The mass walkout affects national operator Deutsche Bahn and coincided with peak hours on Friday morning.
Passenger trains ground to a halt across Germany on Friday morning amid a nationwide strike launched by workers’ union EVG, which is demanding pay rises for railway staff. The action coincides with similar walkouts at several major German airports which started on Thursday.
The ‘warning strike’ on rail networks began at 3am local time and is scheduled to end at 11am, meaning it covers the morning rush hours.
EVG executive board member Cosima Ingenschay argued that “by calling this time for a time-limited warning strike in the early morning hours, we send a clear signal that we do not want to affect the passengers, but rather the companies.”
Friday’s walkout has impacted city trains as well as regional and long-distance lines.
Meanwhile, a separate strike by security personnel at airports in Cologne, Dusseldorf, Hamburg, and Stuttgart is underway as workers seek pay rises. According to Germany’s ADV airport association, the walkout has affected 45,200 passengers on Thursday alone, with that number expected to reach 100,000 by the end of Friday.
While the rail strike ends at 11am, Deutsche Bahn has warned it will not resume long-haul services until at least 1pm on Friday. Delays and cancelations are expected throughout the day, the operator pointed out.
“All who can replan [their journey], should do this,” Deutsche Bahn official Martin Seiler advised. He accused EVG of losing “its sense of proportion” and provoking “chaos.”
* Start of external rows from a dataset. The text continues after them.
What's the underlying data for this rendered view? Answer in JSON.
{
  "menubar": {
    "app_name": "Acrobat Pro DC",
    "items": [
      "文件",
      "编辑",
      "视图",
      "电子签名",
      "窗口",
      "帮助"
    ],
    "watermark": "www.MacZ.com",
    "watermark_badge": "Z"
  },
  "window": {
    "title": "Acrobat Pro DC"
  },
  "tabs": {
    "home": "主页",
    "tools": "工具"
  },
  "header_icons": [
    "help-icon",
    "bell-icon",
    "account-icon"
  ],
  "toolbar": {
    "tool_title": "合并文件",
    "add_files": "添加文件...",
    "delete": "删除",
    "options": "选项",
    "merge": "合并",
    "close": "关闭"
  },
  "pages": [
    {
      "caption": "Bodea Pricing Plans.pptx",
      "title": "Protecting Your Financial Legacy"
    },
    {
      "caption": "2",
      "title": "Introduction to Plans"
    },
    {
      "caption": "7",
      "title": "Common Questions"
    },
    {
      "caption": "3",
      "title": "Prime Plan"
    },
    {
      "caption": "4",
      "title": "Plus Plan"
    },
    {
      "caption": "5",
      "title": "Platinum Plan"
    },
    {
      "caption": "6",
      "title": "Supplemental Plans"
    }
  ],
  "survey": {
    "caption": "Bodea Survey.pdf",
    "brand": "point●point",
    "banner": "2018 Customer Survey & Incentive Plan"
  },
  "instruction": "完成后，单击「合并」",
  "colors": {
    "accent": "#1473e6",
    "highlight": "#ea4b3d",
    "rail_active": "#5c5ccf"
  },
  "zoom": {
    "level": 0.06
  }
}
The union is in talks with about 50 companies, including the national railway operator. It is demanding that workers’ monthly pay be hiked by at least €650 ($710) or 12% within 12 months. The minimum wage is also among the issues being discussed.
Deutsche Bahn has so far offered a 5% increase plus a one-off payment of up to €2,500 – a proposal EVG has rejected as inadequate.
Another round of wage negotiations is expected next Tuesday.
Inflation in Germany has risen to levels unseen since the 1990s over the past year, with the lingering effects of the Covid-19 pandemic and the consequences of anti-Russian sanctions stated as among the causes.